GOAL OF THE EXERCISE. All the data that follows should be repeated exactly, without a single picture.

+++ PROVIDED INFORMATION +++

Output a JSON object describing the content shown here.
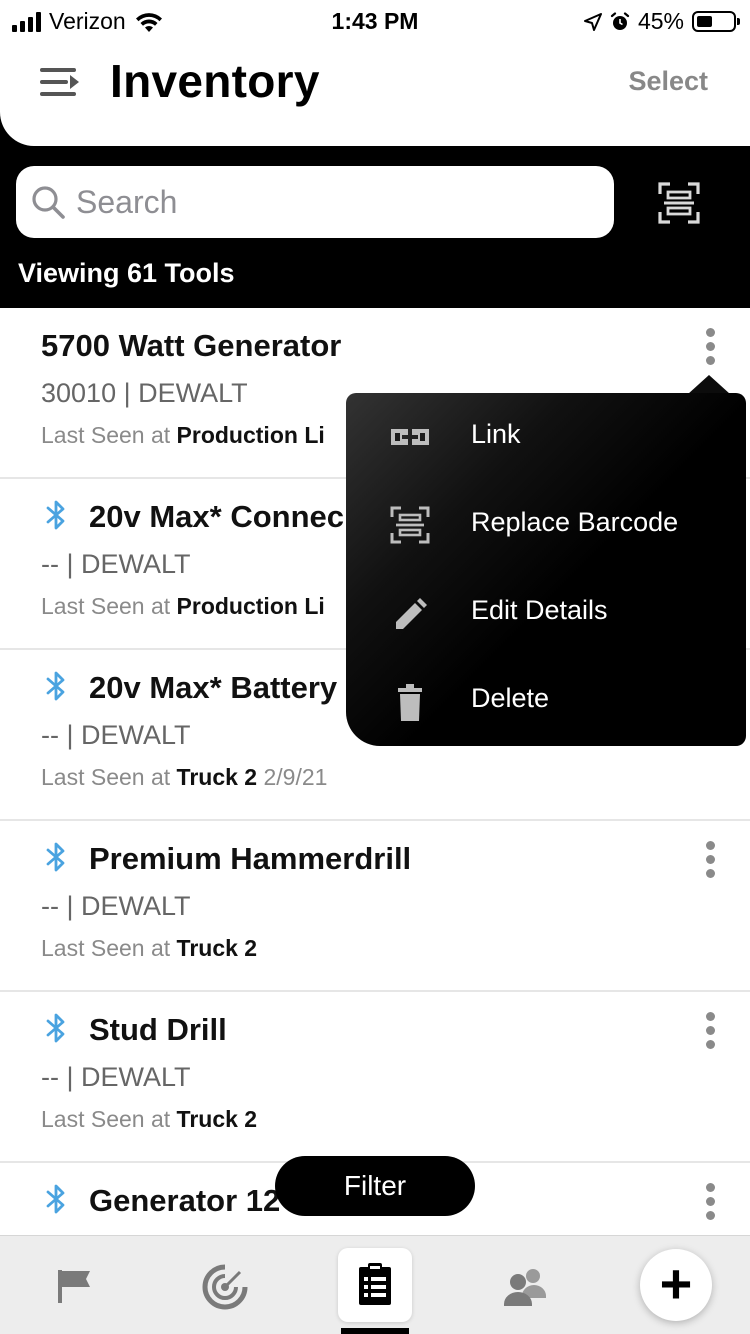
{
  "status_bar": {
    "carrier": "Verizon",
    "time": "1:43 PM",
    "battery_text": "45%",
    "battery_level": 0.45
  },
  "header": {
    "title": "Inventory",
    "select_label": "Select"
  },
  "search": {
    "placeholder": "Search"
  },
  "viewing_label": "Viewing 61 Tools",
  "last_seen_prefix": "Last Seen at",
  "tools": [
    {
      "name": "5700 Watt Generator",
      "sub": "30010 | DEWALT",
      "location": "Production Li",
      "date": "",
      "bluetooth": false
    },
    {
      "name": "20v Max* Connec",
      "sub": "-- | DEWALT",
      "location": "Production Li",
      "date": "",
      "bluetooth": true
    },
    {
      "name": "20v Max* Battery",
      "sub": "-- | DEWALT",
      "location": "Truck 2",
      "date": "2/9/21",
      "bluetooth": true
    },
    {
      "name": "Premium Hammerdrill",
      "sub": "-- | DEWALT",
      "location": "Truck 2",
      "date": "",
      "bluetooth": true
    },
    {
      "name": "Stud Drill",
      "sub": "-- | DEWALT",
      "location": "Truck 2",
      "date": "",
      "bluetooth": true
    },
    {
      "name": "Generator 12",
      "bluetooth": true
    }
  ],
  "context_menu": {
    "items": [
      {
        "label": "Link",
        "icon": "link-icon"
      },
      {
        "label": "Replace Barcode",
        "icon": "barcode-scan-icon"
      },
      {
        "label": "Edit Details",
        "icon": "pencil-icon"
      },
      {
        "label": "Delete",
        "icon": "trash-icon"
      }
    ]
  },
  "filter_label": "Filter",
  "tabbar": {
    "tabs": [
      {
        "icon": "flag-icon"
      },
      {
        "icon": "radar-icon"
      },
      {
        "icon": "clipboard-icon",
        "active": true
      },
      {
        "icon": "people-icon"
      },
      {
        "icon": "plus-icon"
      }
    ]
  },
  "colors": {
    "bluetooth": "#4aa3e0",
    "accent_dark": "#000000",
    "secondary_text": "#666666"
  }
}
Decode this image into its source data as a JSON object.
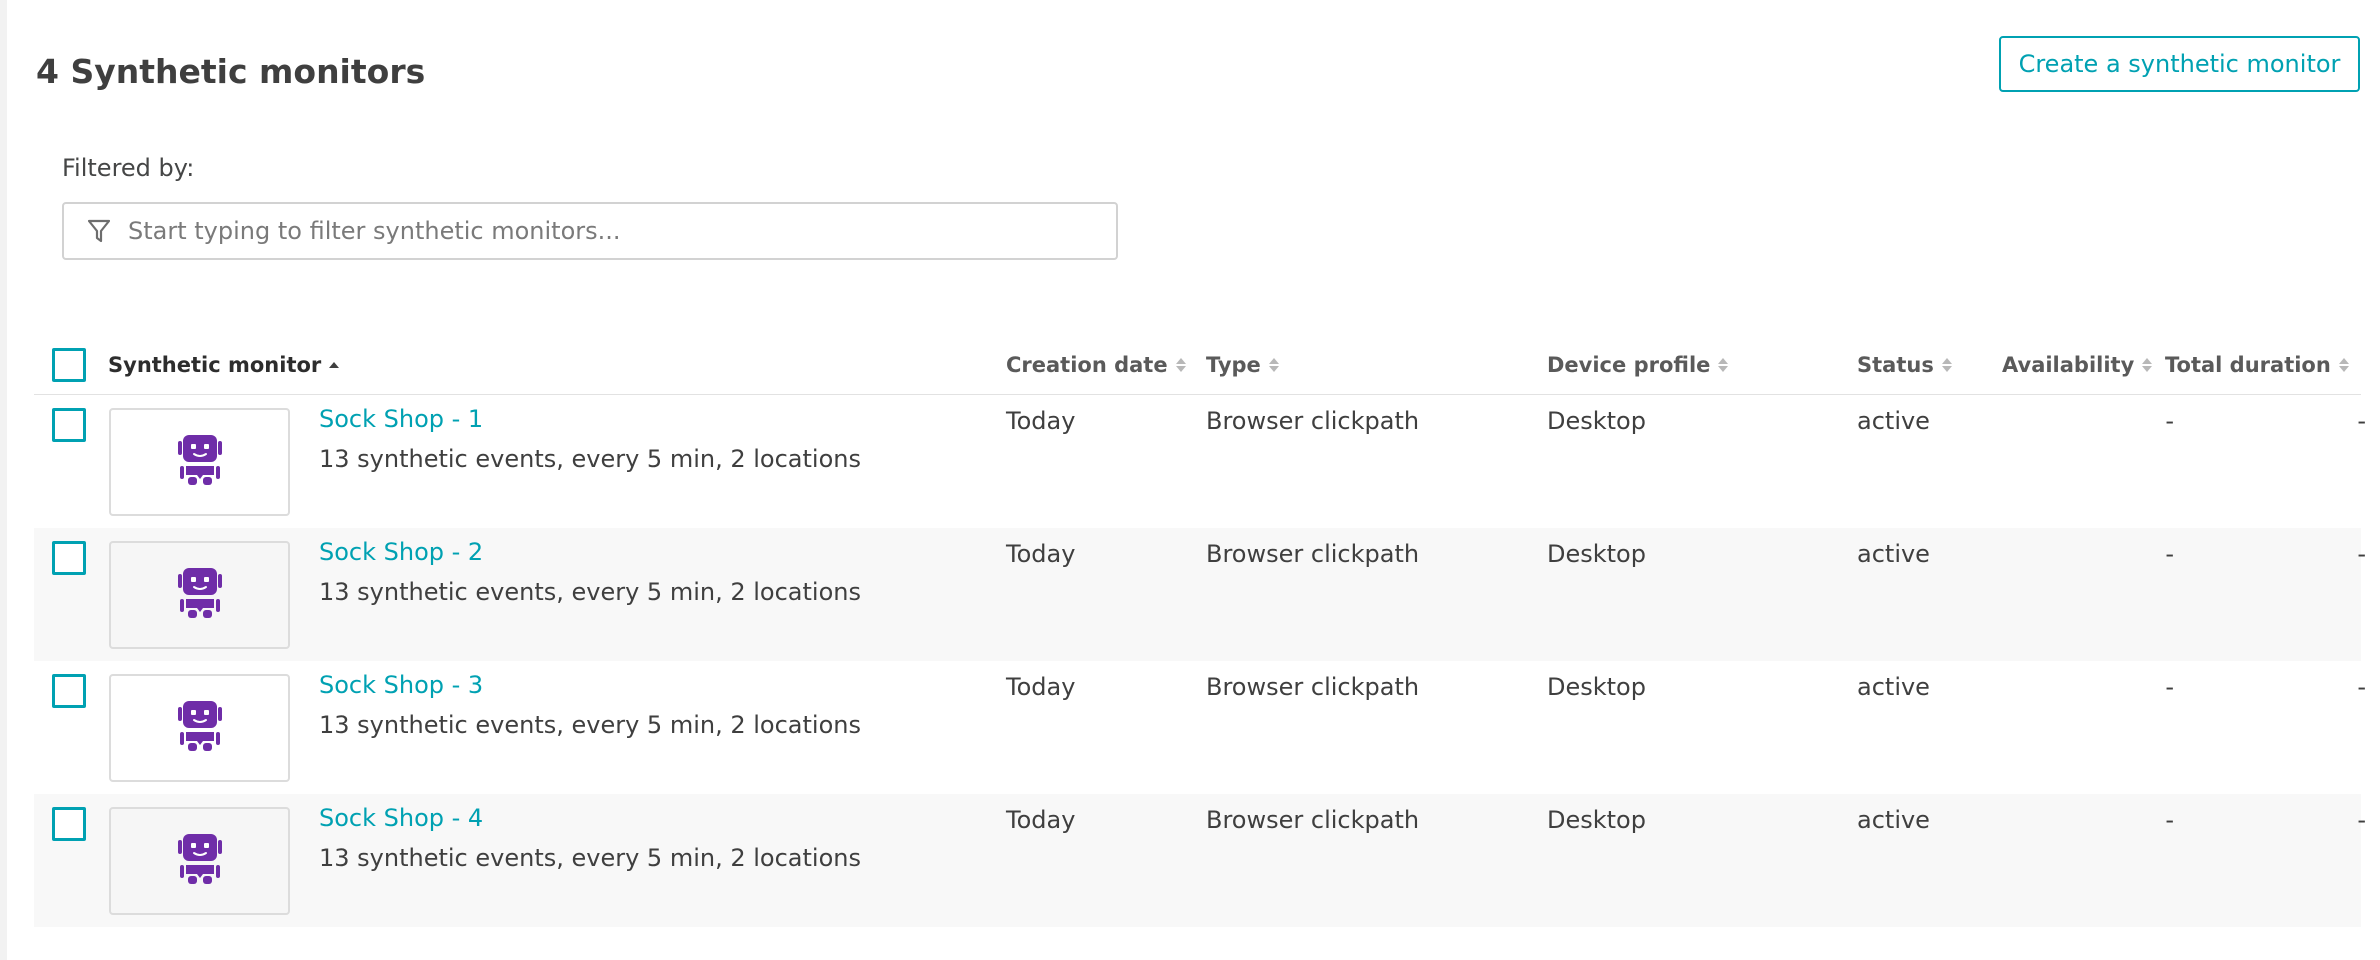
{
  "header": {
    "title": "4 Synthetic monitors",
    "create_label": "Create a synthetic monitor"
  },
  "filter": {
    "label": "Filtered by:",
    "placeholder": "Start typing to filter synthetic monitors..."
  },
  "table": {
    "columns": {
      "monitor": "Synthetic monitor",
      "creation_date": "Creation date",
      "type": "Type",
      "device_profile": "Device profile",
      "status": "Status",
      "availability": "Availability",
      "total_duration": "Total duration"
    },
    "rows": [
      {
        "name": "Sock Shop - 1",
        "description": "13 synthetic events, every 5 min, 2 locations",
        "creation_date": "Today",
        "type": "Browser clickpath",
        "device_profile": "Desktop",
        "status": "active",
        "availability": "-",
        "total_duration": "-"
      },
      {
        "name": "Sock Shop - 2",
        "description": "13 synthetic events, every 5 min, 2 locations",
        "creation_date": "Today",
        "type": "Browser clickpath",
        "device_profile": "Desktop",
        "status": "active",
        "availability": "-",
        "total_duration": "-"
      },
      {
        "name": "Sock Shop - 3",
        "description": "13 synthetic events, every 5 min, 2 locations",
        "creation_date": "Today",
        "type": "Browser clickpath",
        "device_profile": "Desktop",
        "status": "active",
        "availability": "-",
        "total_duration": "-"
      },
      {
        "name": "Sock Shop - 4",
        "description": "13 synthetic events, every 5 min, 2 locations",
        "creation_date": "Today",
        "type": "Browser clickpath",
        "device_profile": "Desktop",
        "status": "active",
        "availability": "-",
        "total_duration": "-"
      }
    ]
  },
  "colors": {
    "accent": "#00a1b2",
    "robot": "#6f2da8",
    "text": "#3f3f3f"
  },
  "icons": {
    "filter": "funnel-icon",
    "monitor": "robot-icon",
    "sort": "sort-icon"
  }
}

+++

OUTPUT BELOW.
Output a JSON object describing the content shown here.
{
  "status_bar": {
    "carrier": "Verizon",
    "time": "1:43 PM",
    "battery_text": "45%",
    "battery_level": 0.45
  },
  "header": {
    "title": "Inventory",
    "select_label": "Select"
  },
  "search": {
    "placeholder": "Search"
  },
  "viewing_label": "Viewing 61 Tools",
  "last_seen_prefix": "Last Seen at",
  "tools": [
    {
      "name": "5700 Watt Generator",
      "sub": "30010 | DEWALT",
      "location": "Production Li",
      "date": "",
      "bluetooth": false
    },
    {
      "name": "20v Max* Connec",
      "sub": "-- | DEWALT",
      "location": "Production Li",
      "date": "",
      "bluetooth": true
    },
    {
      "name": "20v Max* Battery",
      "sub": "-- | DEWALT",
      "location": "Truck 2",
      "date": "2/9/21",
      "bluetooth": true
    },
    {
      "name": "Premium Hammerdrill",
      "sub": "-- | DEWALT",
      "location": "Truck 2",
      "date": "",
      "bluetooth": true
    },
    {
      "name": "Stud Drill",
      "sub": "-- | DEWALT",
      "location": "Truck 2",
      "date": "",
      "bluetooth": true
    },
    {
      "name": "Generator 12",
      "bluetooth": true
    }
  ],
  "context_menu": {
    "items": [
      {
        "label": "Link",
        "icon": "link-icon"
      },
      {
        "label": "Replace Barcode",
        "icon": "barcode-scan-icon"
      },
      {
        "label": "Edit Details",
        "icon": "pencil-icon"
      },
      {
        "label": "Delete",
        "icon": "trash-icon"
      }
    ]
  },
  "filter_label": "Filter",
  "tabbar": {
    "tabs": [
      {
        "icon": "flag-icon"
      },
      {
        "icon": "radar-icon"
      },
      {
        "icon": "clipboard-icon",
        "active": true
      },
      {
        "icon": "people-icon"
      },
      {
        "icon": "plus-icon"
      }
    ]
  },
  "colors": {
    "bluetooth": "#4aa3e0",
    "accent_dark": "#000000",
    "secondary_text": "#666666"
  }
}
Decode this image into its source data as a JSON object.
{
  "header": {
    "title": "4 Synthetic monitors",
    "create_label": "Create a synthetic monitor"
  },
  "filter": {
    "label": "Filtered by:",
    "placeholder": "Start typing to filter synthetic monitors..."
  },
  "table": {
    "columns": {
      "monitor": "Synthetic monitor",
      "creation_date": "Creation date",
      "type": "Type",
      "device_profile": "Device profile",
      "status": "Status",
      "availability": "Availability",
      "total_duration": "Total duration"
    },
    "rows": [
      {
        "name": "Sock Shop - 1",
        "description": "13 synthetic events, every 5 min, 2 locations",
        "creation_date": "Today",
        "type": "Browser clickpath",
        "device_profile": "Desktop",
        "status": "active",
        "availability": "-",
        "total_duration": "-"
      },
      {
        "name": "Sock Shop - 2",
        "description": "13 synthetic events, every 5 min, 2 locations",
        "creation_date": "Today",
        "type": "Browser clickpath",
        "device_profile": "Desktop",
        "status": "active",
        "availability": "-",
        "total_duration": "-"
      },
      {
        "name": "Sock Shop - 3",
        "description": "13 synthetic events, every 5 min, 2 locations",
        "creation_date": "Today",
        "type": "Browser clickpath",
        "device_profile": "Desktop",
        "status": "active",
        "availability": "-",
        "total_duration": "-"
      },
      {
        "name": "Sock Shop - 4",
        "description": "13 synthetic events, every 5 min, 2 locations",
        "creation_date": "Today",
        "type": "Browser clickpath",
        "device_profile": "Desktop",
        "status": "active",
        "availability": "-",
        "total_duration": "-"
      }
    ]
  },
  "colors": {
    "accent": "#00a1b2",
    "robot": "#6f2da8",
    "text": "#3f3f3f"
  },
  "icons": {
    "filter": "funnel-icon",
    "monitor": "robot-icon",
    "sort": "sort-icon"
  }
}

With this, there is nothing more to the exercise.